Table 1. Reference Numbers for Older Men Work Attitudes Questions

Survey Year Satisfaction with current job Factors liked best / least about job Current job comp. to previous job Attitude toward women working Other work attitudes
1966 R00131., R00550. R00132.-R00137. -- -- motivation R00138., R00169. commitment to work R00139., R00160., R00551.
1967 R00751., R00767. R00752.-R00757. R00702., R00703., R00768., R00769., R01047.-R01050. R00775. --
1969 R01600., R01272., R01258. R01259.-R01264. R01273. -- --
1971 R01988. R01989.-R01994. R01986., R01987. R02001.-R02003., R02522. desired hrs R01702., R01703. progressed R02054.-R02060. pressure/pace R02077.-R02079.
1976 R02997. -- -- -- desired hrs R02932., R02933. progressed R03086. pressure/pace R03099.-R03102.
1978 -- -- -- -- desired hrs R03778., R03779.
1980 R04116. -- -- -- commitment to work R04115.
1981 R04594. -- -- -- --
1983 R05536. (curr./last) -- -- -- --
1990 R06055., R07150. (curr./last) -- -- -- evaluation of work life R06158.-R06162.

Table 2. Reference Numbers for Young Men Work Attitudes Questions

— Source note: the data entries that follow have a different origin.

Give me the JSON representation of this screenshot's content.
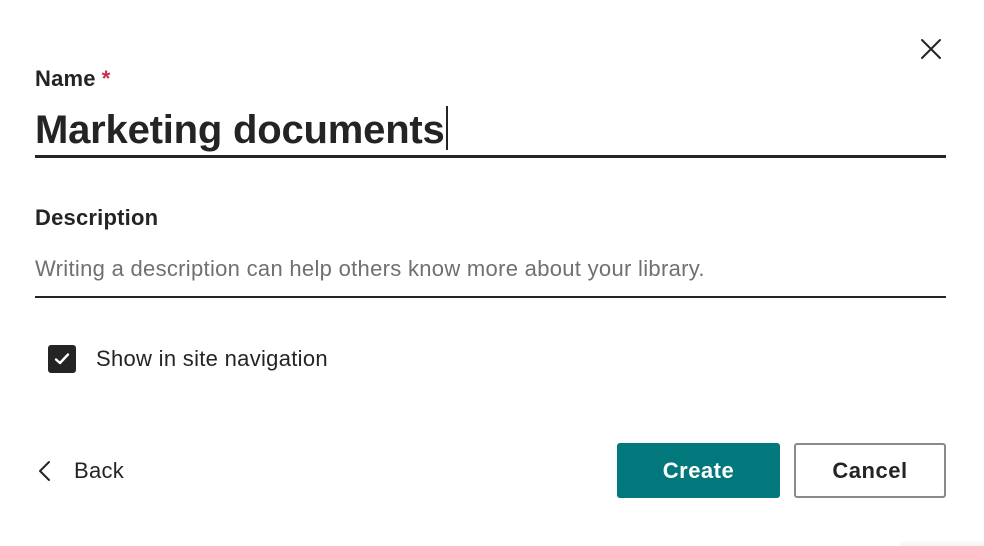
{
  "dialog": {
    "close_icon": "close-icon",
    "name": {
      "label": "Name",
      "required_mark": "*",
      "value": "Marketing documents"
    },
    "description": {
      "label": "Description",
      "placeholder": "Writing a description can help others know more about your library.",
      "value": ""
    },
    "show_in_nav": {
      "label": "Show in site navigation",
      "checked": true
    },
    "back": {
      "icon": "chevron-left-icon",
      "label": "Back"
    },
    "create_label": "Create",
    "cancel_label": "Cancel"
  },
  "colors": {
    "primary": "#03787c",
    "required": "#c4314b",
    "text": "#242424",
    "placeholder": "#707070"
  }
}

Survey Year Satisfaction with current job Factors liked best / least about job Current job comp. to previous job Attitude toward women working Other work attitudes
1966 R00226. R00227.-R00232., R00602. -- -- motivation R00317.
1967 R00832., R00846. R00833.-R00838. R00847., R00848. -- --
1968 R01359., R01374. R01360.-R01365. R01375., R01376. -- --
1969 R01943. R01944.-R01949. -- -- commitment to work
1970 R02738. R02739.-R02744. R02751., R02752. -- --
1971 R03507. R03508.-R03513. R03505., R03506. R03523.-R03525. desired hrs R03207., R03208. commitment to work R03537. progressed R03580.-R03586. residence change R03685.
1976 -- -- -- R04943.-R04945. desired hrs R04572., R04573. progressed R04991. pressure/pace R04995.-R04998.
1978 R05535., R05563. R05536.-R05541., R05564.-R05569. -- -- --
1980 R06027. R06028.-R06033. -- -- --
1981 R06910. (curr./last) R06911.-R06916. -- R07724.-R07737. commitment to work
R07904.-R07907. residence change R08010., R08035.